An agreement has been reached between the United States and Japan regarding supplies of the critical minerals used in the production of car batteries. This deal will likely put to rest a contentious issue in the relationship with Japan and could serve as a model for the resolution of similar disputes with other trading partners.
The administration of President Joe Biden is at odds not just with Japan but also with the European Union and other allies over the wording of its newly enacted climate legislation. The deal offers a possible way out of this impasse for the Biden administration. The Inflation Reduction Act, which spends $370 billion to transition the United States to cleaner automobiles and energy sources, has offended some of the United States’ friends since they were excluded from the advantages of the act.
Although the scope of the agreement is limited, the United States and its allies have promoted the deal as the beginning of a new framework that they hope to build with like-minded countries in order to develop more stable supply chains for electric vehicles that do not rely as heavily on China.

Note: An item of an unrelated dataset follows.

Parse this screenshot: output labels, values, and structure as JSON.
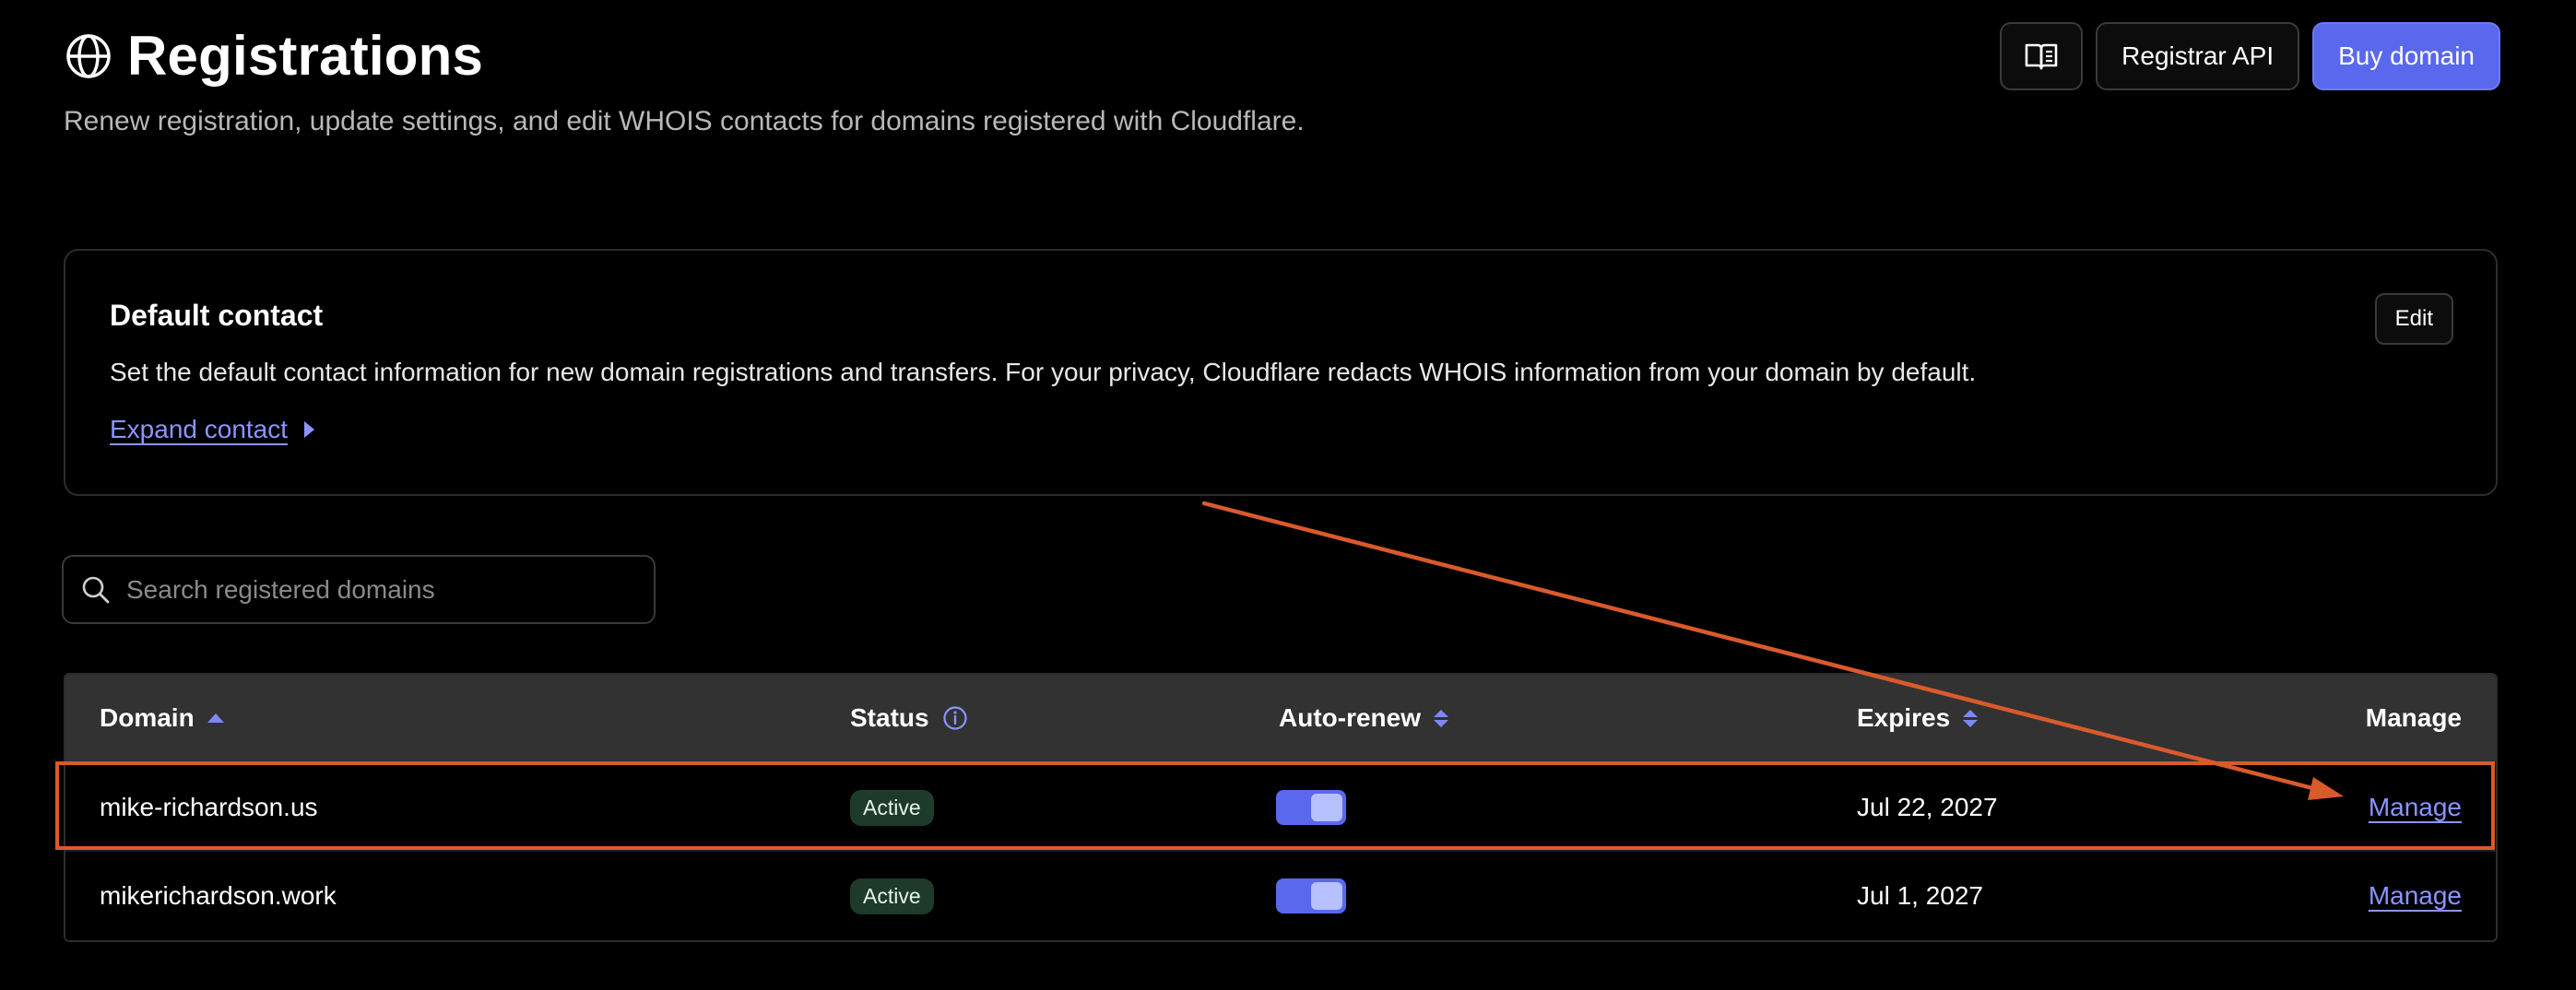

It has been asserted by authorities in the United States that the United States is very susceptible as a result of China’s dominance in the global automotive battery business, including the processing of the minerals that are required to create the batteries. These minerals include lithium, cobalt, and nickel. In addition to making additional commitments, the nations said that they would work towards a more effective use of available resources and have discussions about the process by which they evaluated investments made by outside organisations in the sector.
On Tuesday, the United States Trade Representative, Katherine Tai, and the Japanese Ambassador to the United States, Koji Tomita, were scheduled to sign the deal. Other negotiations for a similar accord are under on between the United States and Europe.
The United States of America has free-trade agreements with twenty different nations, but not with the European Union or Japan. The United States’ international allies have voiced their concern that the law would put their industries at a disadvantage and divert investment away from them.
Nevertheless, since the Inflation Reduction Act does not include a formal definition of what constitutes a “free-trade agreement,” the authorities of the United States have developed what they consider to be a solution for the problem. They are suggesting that nations will be able to satisfy the criterion if they negotiate a trade pact that has less restrictions on it instead. In the latter part of this week, the Treasury Department is anticipated to release a draught regulation that would explain the requirements of the statute.
After their meeting at the beginning of this month, both President Biden and Ursula von der Leyen, the head of the European Commission, indicated that their respective governments were working towards reaching a similar agreement. But, European authorities have indicated that the conclusion of this arrangement may need further time. This is due to the fact that the European Union is required to present such agreements to its member states for approval.
The administration has stated that important members of Congress always intended for American friends to be included in the advantages of the legislation. Nevertheless, some politicians have challenged these arrangements, claiming that the Biden administration is circumventing House’s power over new trade accords.
Senator Ron Wyden of Oregon, the Democratic head of the Senate Finance Committee, said last week when Ms. Tai was testifying before the committee that he believes the executive branch has started to adopt a go-it-alone trade strategy. To his colleagues, he emphasised that it is inadmissible to even suggest that Congress does not have a role in determining U.S. trade policy, since this position is firmly established in the law.